So, it's not enough just to be a software developer or a programmer. What you really wanna do, you need to learn how to market yourself, to not just increase your development skills, but to figure out how else can you utilize this skill set. If you're a software developer, you have the option of doing freelancing. You can charge at one point, I was charging $300 an hour to write code, and once you have that ability, you can also take that to a consultant role, and come into companies and consult on software development, engineering, and architecture best practices, and you could be charging 500 to 1000 bucks an hour.

You could be giving classes. You can go in, and you could give classes, training classes. I had a good buddy of mine that used to do a backbone class, a JavaScript backbone class, and he would go in there, and he would make $20, 000 in a day teaching this class. There's a lot of other options, you gotta think outside the box. The career is great, and there's great opportunities there, but you gotta figure out what else you can do.

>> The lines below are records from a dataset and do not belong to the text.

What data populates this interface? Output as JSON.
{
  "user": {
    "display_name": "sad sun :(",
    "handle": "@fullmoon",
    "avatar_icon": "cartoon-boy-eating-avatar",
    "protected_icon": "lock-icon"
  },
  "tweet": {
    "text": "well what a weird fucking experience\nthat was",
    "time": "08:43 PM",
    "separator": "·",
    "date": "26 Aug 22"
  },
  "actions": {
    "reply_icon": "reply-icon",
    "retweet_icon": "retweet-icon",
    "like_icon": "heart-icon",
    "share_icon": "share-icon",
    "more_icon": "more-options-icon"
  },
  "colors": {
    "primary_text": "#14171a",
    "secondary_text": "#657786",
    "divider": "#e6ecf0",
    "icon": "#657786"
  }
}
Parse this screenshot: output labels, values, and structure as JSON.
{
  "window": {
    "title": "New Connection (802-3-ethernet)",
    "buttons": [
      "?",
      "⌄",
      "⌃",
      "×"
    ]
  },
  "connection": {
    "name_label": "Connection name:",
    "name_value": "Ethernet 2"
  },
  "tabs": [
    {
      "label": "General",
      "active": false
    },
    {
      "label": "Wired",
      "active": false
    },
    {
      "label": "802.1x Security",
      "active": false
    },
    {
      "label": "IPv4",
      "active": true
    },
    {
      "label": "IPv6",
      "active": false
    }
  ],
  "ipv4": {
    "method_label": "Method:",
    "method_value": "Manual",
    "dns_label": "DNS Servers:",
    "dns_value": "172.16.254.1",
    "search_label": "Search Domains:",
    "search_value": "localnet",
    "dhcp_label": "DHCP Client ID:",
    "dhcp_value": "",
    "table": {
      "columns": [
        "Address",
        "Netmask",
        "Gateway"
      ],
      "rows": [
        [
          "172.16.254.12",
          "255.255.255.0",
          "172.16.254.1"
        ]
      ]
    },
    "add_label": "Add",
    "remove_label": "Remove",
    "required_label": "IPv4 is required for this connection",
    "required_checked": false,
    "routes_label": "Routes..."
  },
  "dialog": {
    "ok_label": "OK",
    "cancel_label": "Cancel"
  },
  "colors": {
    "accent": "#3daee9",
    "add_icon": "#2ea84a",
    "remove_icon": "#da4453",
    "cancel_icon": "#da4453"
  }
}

Another thing you can do is you can build a business. People like Mark Zuckerberg, and the guys that created Snapchat, or Uber, or all those guys, they were developers. A lot of them came from Google, and from different companies in Silicon Valley, and they started their own company, and they wrote the code, and they created a new thing, and they made a lot of money doing that, so you've got a lot of options. Don't just think that you have to be just a career developer.

There's a lot of options when you go down this path, and like I said, you don't even have to be one forever. I've got some coaching clients that I have that are programmers, but they don't like programming. That's not their passion, it's fine, but they do it anyway, and they get paid $150, 000 a year, and what do they do with the money? They invest it in real estate, they invest in their business. They use that to be able to create the kind of life that they want, to be able to invest in other areas, so that they can eventually leave that job, and they can have their own business, they can have their real estate investments, they can have passive income, so that's another option as well.

If you become a programmer, you can love the job. It's a lot of fun. I think it is as well, you can make good money, even if you just stay there your whole career you'll do well, you'll do well, but you can take that, and you can take those skills, and you can make it into something more. You can start a freelancing business, you can start a consulting business, you can go, and you can create books, you can create video courses, and tutorials, and training, and sell products. You can do all that kind of stuff. That's what I did with my knowledge of programming. Tapping a very high pain career is lucrative. It makes a lot of things easier.

If you look at someone who's making like 30, $40, 000 a year, and they wanna try to invest in real estate, or they wanna start a business, and all that, they're kinda handicapped, but if you got someone, like some of my clients in Silicon Valley making 150, $200, 000 a year, they can drop $50, 000 a year into starting a new business, or investing in some real estate, and so they've got a lot more chances for success. Overall, yes. Programming, good career.

Now, I'll say one last thing about this, which is that if your whole idea is that you just wanna have passive income, and you wanna be an entrepreneur, then maybe you skip that, and maybe you just start building a business. That's the only thing I would say against it, but there's really no reason why if you're inclined to do it, and you can do programming that you shouldn't learn it, and you shouldn't at least give it a try, and like I said, you can use those skills in entrepreneurship in a business as well.

Leave a thumbs up if you don't mind. I'll talk to you next time. Take care.

About the author

John Sonmez

John Sonmez is the founder of Simple Programmer and a life coach for software developers. He is the best selling author of the book "Soft Skills: The Software Developer's Life Manual."